You’ve worked on film scores and soundtracks and your album ‘If…’ was created as your soundtrack to a novel. Is interpreting a different story through your music something that particularly appeals to you?
Yeah any chance to make any kind of music that reaches beyond verse and chorus is always going to be interesting to me, I’m a sucker for a bit of a concept. The way I see art in general is that the expression of art is a very simple thing and it’s there for a reason as an outlet, so that would make up for the more poppy, immediate things. The other side of art that I love is the heavy, over-thought stuff. You know, I like fat books that you have to think about and heavy music that takes a lot of time. That’s two different extremes and I don’t really find anything interesting other than extremes.
You’ve worked with some high profile musicians, including the Arctic Monkeys on their latest album, ‘AM’. How did that contribution to their song ‘Fireside’ come about?
I’ve known the boys for years and Al [Alex Turner] had asked me to play on his ‘Submarine’ soundtrack, but it’s one of those things where because they are so high profile it sounds a lot more businessey than it is. It’s actually no different to when my other mates phone and asks if I can play guitar. It’s literally a phone call saying ‘do you want to do this?’ and I go ‘yeah’, and it’s that boring! Actually doing it is great though.
I was in the studio producing a record for someone else when Al phoned and said ‘we’ve got a couple of tunes, do you want to play on them?’. It was ‘I Wanna Be Yours’, ‘Fireside’ and one other but down to time really it could only be ‘Fireside’.
You’ve worked with musicians from across the Liverpool area too. What do you think of the local music scene right now?
I think it’s brilliant at the minute, it’s really exciting. I can’t think of a time when there were as many good things happening. When The Coral was out and all the bands were going round we never used to like being lumbered in with them but I quite like it now, I quite like the thought that maybe I’m helping to pull a few strings. I like working with bands like Bird and By the Sea, and it’s just a nice little community.

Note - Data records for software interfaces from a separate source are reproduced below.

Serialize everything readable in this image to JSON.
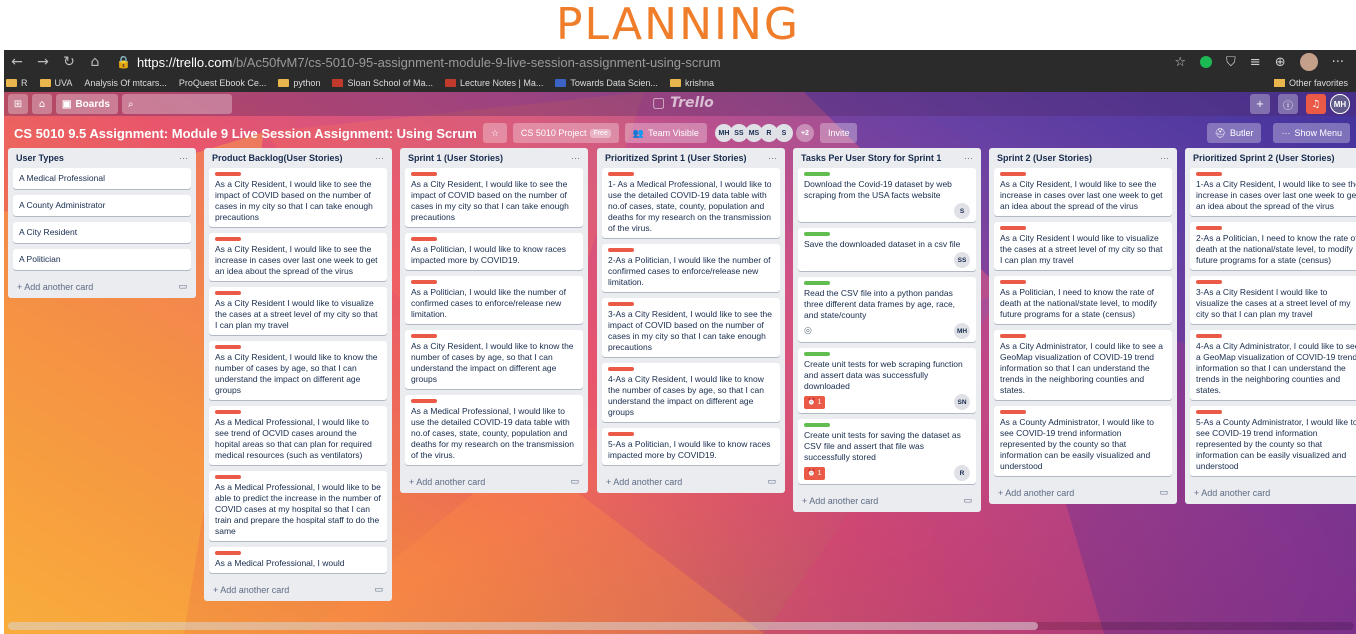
{
  "slide_title": "PLANNING",
  "browser": {
    "url_host": "https://trello.com",
    "url_path": "/b/Ac50fvM7/cs-5010-95-assignment-module-9-live-session-assignment-using-scrum",
    "bookmarks": [
      {
        "label": "R",
        "icon": "folder"
      },
      {
        "label": "UVA",
        "icon": "folder"
      },
      {
        "label": "Analysis Of mtcars...",
        "icon": "page"
      },
      {
        "label": "ProQuest Ebook Ce...",
        "icon": "page"
      },
      {
        "label": "python",
        "icon": "folder"
      },
      {
        "label": "Sloan School of Ma...",
        "icon": "red"
      },
      {
        "label": "Lecture Notes | Ma...",
        "icon": "red"
      },
      {
        "label": "Towards Data Scien...",
        "icon": "blue"
      },
      {
        "label": "krishna",
        "icon": "folder"
      }
    ],
    "other_favorites": "Other favorites"
  },
  "topbar": {
    "boards_label": "Boards",
    "logo": "Trello",
    "user_initials": "MH"
  },
  "board": {
    "title": "CS 5010 9.5 Assignment: Module 9 Live Session Assignment: Using Scrum",
    "team": "CS 5010 Project",
    "team_badge": "Free",
    "visibility": "Team Visible",
    "members": [
      "MH",
      "SS",
      "MS",
      "R",
      "S"
    ],
    "extra_members": "+2",
    "invite": "Invite",
    "butler": "Butler",
    "show_menu": "Show Menu"
  },
  "add_card_label": "+ Add another card",
  "lists": [
    {
      "title": "User Types",
      "cards": [
        {
          "text": "A Medical Professional"
        },
        {
          "text": "A County Administrator"
        },
        {
          "text": "A City Resident"
        },
        {
          "text": "A Politician"
        }
      ]
    },
    {
      "title": "Product Backlog(User Stories)",
      "cards": [
        {
          "label": "red",
          "text": "As a City Resident, I would like to see the impact of COVID based on the number of cases in my city so that I can take enough precautions"
        },
        {
          "label": "red",
          "text": "As a City Resident, I would like to see the increase in cases over last one week to get an idea about the spread of the virus"
        },
        {
          "label": "red",
          "text": "As a City Resident I would like to visualize the cases at a street level of my city so that I can plan my travel"
        },
        {
          "label": "red",
          "text": "As a City Resident, I would like to know the number of cases by age, so that I can understand the impact on different age groups"
        },
        {
          "label": "red",
          "text": "As a Medical Professional, I would like to see trend of OCVID cases around the hopital areas so that can plan for required medical resources (such as ventilators)"
        },
        {
          "label": "red",
          "text": "As a Medical Professional, I would like to be able to predict the increase in the number of COVID cases at my hospital so that I can train and prepare the hospital staff to do the same"
        },
        {
          "label": "red",
          "text": "As a Medical Professional, I would"
        }
      ]
    },
    {
      "title": "Sprint 1 (User Stories)",
      "cards": [
        {
          "label": "red",
          "text": "As a City Resident, I would like to see the impact of COVID based on the number of cases in my city so that I can take enough precautions"
        },
        {
          "label": "red",
          "text": "As a Politician, I would like to know races impacted more by COVID19."
        },
        {
          "label": "red",
          "text": "As a Politician, I would like the number of confirmed cases to enforce/release new limitation."
        },
        {
          "label": "red",
          "text": "As a City Resident, I would like to know the number of cases by age, so that I can understand the impact on different age groups"
        },
        {
          "label": "red",
          "text": "As a Medical Professional, I would like to use the detailed COVID-19 data table with no.of cases, state, county, population and deaths for my research on the transmission of the virus."
        }
      ]
    },
    {
      "title": "Prioritized Sprint 1 (User Stories)",
      "cards": [
        {
          "label": "red",
          "text": "1- As a Medical Professional, I would like to use the detailed COVID-19 data table with no.of cases, state, county, population and deaths for my research on the transmission of the virus."
        },
        {
          "label": "red",
          "text": "2-As a Politician, I would like the number of confirmed cases to enforce/release new limitation."
        },
        {
          "label": "red",
          "text": "3-As a City Resident, I would like to see the impact of COVID based on the number of cases in my city so that I can take enough precautions"
        },
        {
          "label": "red",
          "text": "4-As a City Resident, I would like to know the number of cases by age, so that I can understand the impact on different age groups"
        },
        {
          "label": "red",
          "text": "5-As a Politician, I would like to know races impacted more by COVID19."
        }
      ]
    },
    {
      "title": "Tasks Per User Story for Sprint 1",
      "cards": [
        {
          "label": "green",
          "text": "Download the Covid-19 dataset by web scraping from the USA facts website",
          "member": "S"
        },
        {
          "label": "green",
          "text": "Save the downloaded dataset in a csv file",
          "member": "SS"
        },
        {
          "label": "green",
          "text": "Read the CSV file into a python pandas three different data frames by age, race, and state/county",
          "member": "MH",
          "watch": true
        },
        {
          "label": "green",
          "text": "Create unit tests for web scraping function and assert data was successfully downloaded",
          "member": "SN",
          "due": "1"
        },
        {
          "label": "green",
          "text": "Create unit tests for saving the dataset as CSV file and assert that file was successfully stored",
          "member": "R",
          "due": "1"
        }
      ]
    },
    {
      "title": "Sprint 2 (User Stories)",
      "cards": [
        {
          "label": "red",
          "text": "As a City Resident, I would like to see the increase in cases over last one week to get an idea about the spread of the virus"
        },
        {
          "label": "red",
          "text": "As a City Resident I would like to visualize the cases at a street level of my city so that I can plan my travel"
        },
        {
          "label": "red",
          "text": "As a Politician, I need to know the rate of death at the national/state level, to modify future programs for a state (census)"
        },
        {
          "label": "red",
          "text": "As a City Administrator, I could like to see a GeoMap visualization of COVID-19 trend information so that I can understand the trends in the neighboring counties and states."
        },
        {
          "label": "red",
          "text": "As a County Administrator, I would like to see COVID-19 trend information represented by the county so that information can be easily visualized and understood"
        }
      ]
    },
    {
      "title": "Prioritized Sprint 2 (User Stories)",
      "cards": [
        {
          "label": "red",
          "text": "1-As a City Resident, I would like to see the increase in cases over last one week to get an idea about the spread of the virus"
        },
        {
          "label": "red",
          "text": "2-As a Politician, I need to know the rate of death at the national/state level, to modify future programs for a state (census)"
        },
        {
          "label": "red",
          "text": "3-As a City Resident I would like to visualize the cases at a street level of my city so that I can plan my travel"
        },
        {
          "label": "red",
          "text": "4-As a City Administrator, I could like to see a GeoMap visualization of COVID-19 trend information so that I can understand the trends in the neighboring counties and states."
        },
        {
          "label": "red",
          "text": "5-As a County Administrator, I would like to see COVID-19 trend information represented by the county so that information can be easily visualized and understood"
        }
      ]
    }
  ]
}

There seems to be a lot of good musicians about who just want to play. The thing that you get in Liverpool is that people just want to do it. I ask people to play with me and the last thing we talk about is money.
Are you working on any new material? What are your future plans?
I’m working on a record now. I’ve been in the studio with James Ford working on that.
I’ve got a couple more production jobs coming up too and I’m working with a brilliant artist called MiNNETONKA who’s based up here, she’s a female singer and I’m really loving doing that.
We’re also going to be performing ‘If…’ live in Manchester in October with the Manchester Camerata orchestra and we’re going to try, pending funding, to take it to London or Glasgow or somewhere like that too.